#### Problem
Give back the records in their entirety, exactly.

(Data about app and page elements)
┄┄┄┄┄┄┄┄┄┄┄┄┄┄┄┄┄┄┄┄

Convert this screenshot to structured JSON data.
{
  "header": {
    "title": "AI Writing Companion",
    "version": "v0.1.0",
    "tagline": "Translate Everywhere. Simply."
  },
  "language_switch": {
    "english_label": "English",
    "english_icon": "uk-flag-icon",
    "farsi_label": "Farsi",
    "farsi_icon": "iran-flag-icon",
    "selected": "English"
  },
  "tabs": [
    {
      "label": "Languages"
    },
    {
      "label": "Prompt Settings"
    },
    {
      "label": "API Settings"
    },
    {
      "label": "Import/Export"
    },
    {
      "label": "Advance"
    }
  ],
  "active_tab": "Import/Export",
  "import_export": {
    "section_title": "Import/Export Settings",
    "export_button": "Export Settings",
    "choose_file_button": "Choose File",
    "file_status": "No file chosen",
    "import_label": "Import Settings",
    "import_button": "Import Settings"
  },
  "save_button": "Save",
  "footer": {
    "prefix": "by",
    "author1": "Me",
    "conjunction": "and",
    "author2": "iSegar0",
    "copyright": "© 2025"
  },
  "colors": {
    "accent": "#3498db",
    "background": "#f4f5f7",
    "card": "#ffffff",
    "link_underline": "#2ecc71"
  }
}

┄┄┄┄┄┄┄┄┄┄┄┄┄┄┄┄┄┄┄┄

#### Task output
Convert this screenshot to structured JSON data.
{
  "header": {
    "title": "AI Writing Companion",
    "version": "v0.1.0",
    "tagline": "Translate Everywhere. Simply."
  },
  "language_switch": {
    "english_label": "English",
    "english_icon": "uk-flag-icon",
    "farsi_label": "Farsi",
    "farsi_icon": "iran-flag-icon",
    "selected": "English"
  },
  "tabs": [
    {
      "label": "Languages"
    },
    {
      "label": "Prompt Settings"
    },
    {
      "label": "API Settings"
    },
    {
      "label": "Import/Export"
    },
    {
      "label": "Advance"
    }
  ],
  "active_tab": "Import/Export",
  "import_export": {
    "section_title": "Import/Export Settings",
    "export_button": "Export Settings",
    "choose_file_button": "Choose File",
    "file_status": "No file chosen",
    "import_label": "Import Settings",
    "import_button": "Import Settings"
  },
  "save_button": "Save",
  "footer": {
    "prefix": "by",
    "author1": "Me",
    "conjunction": "and",
    "author2": "iSegar0",
    "copyright": "© 2025"
  },
  "colors": {
    "accent": "#3498db",
    "background": "#f4f5f7",
    "card": "#ffffff",
    "link_underline": "#2ecc71"
  }
}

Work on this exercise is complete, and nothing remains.